Meanwhile, Turkey , the country that invaded Cyprus and which continues to occupy one third of the island in defiance of international law, gets away with impunity while its illegal military presence on the island is not even questioned. Efforts are being made by certain powers through a policy of so-called “ending the isolation of the Turkish Cypriots”, to change the parameters that constitute the Cyprus problem as one of invasion and occupation. Those who wish for the so-called “upgrading” of the illegal regime in the occupied part of Cyprus, ignore the fact, that an act of aggression by a large foreign power against its smaller neighbour persists for 30 years keeping Cyprus and its people divided; that the aggressor continues to commit such international crimes as the illegal settlement of the occupied areas, the destruction of religious and cultural heritage of the area under Turkish military control and ethnic cleansing against the Greek Cypriot population of the Karpasia area. It should be noted that the so-called “isolation of the Turkish Cypriots” is primarily the consequence of the illegal occupation of northern Cyprus and their own refusal to accept international legality, as well as their insistence on promoting their divisive policies. Regrettably, in the course of achieving their separatist goals, the Turkish Cypriot leadership does not hesitate to sacrifice the economic advancement of the Turkish Cypriot community for the sake of achieving its political ends.
The Government of Cyprus has been and continues to remain committed to a solution of the Cyprus problem based on UN Resolutions and High Level Agreements of 1977 and 1979. This objective cannot be reached if the policy of cajoling the perpetrators of the 1974 invasion while punishing the victims continues. The international community should turn its attention to the substance of the Cyprus problem and demand implementation of UN resolutions and the rules of international law. It should ask Turkey to end its illegal occupation of the island so that the people of Cyprus can enjoy as a whole the benefits of Cyprus membership in the EU.
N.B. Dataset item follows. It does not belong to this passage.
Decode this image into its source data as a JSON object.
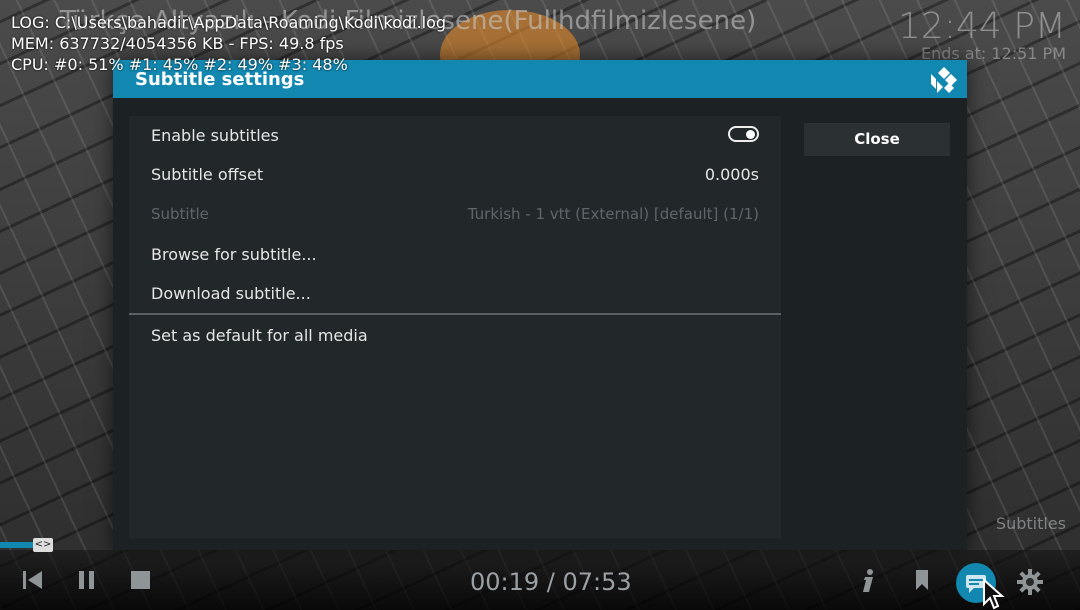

Instead of looking into ways of how to end the so-called “economic isolation of the Turkish Cypriots”, the international community should focus its efforts in convincing Turkey that her continuing illegal presence on the island and her insistence on keeping the Republic of Cyprus its hostage for an eternity, are neither consistent with the accepted rules that govern today’s democratic world or with Turkey’s desire to find a place within the European Union.
The Government of the Republic of Cyprus will not cease working for a just solution that will free Cyprus from the Turkish occupation troops, will reunify the island and its people and restore the human rights of all Cypriot citizens, Greek Cypriots and Turkish Cypriots alike.
In this quest for justice Cyprus expects the international community to stand by its side.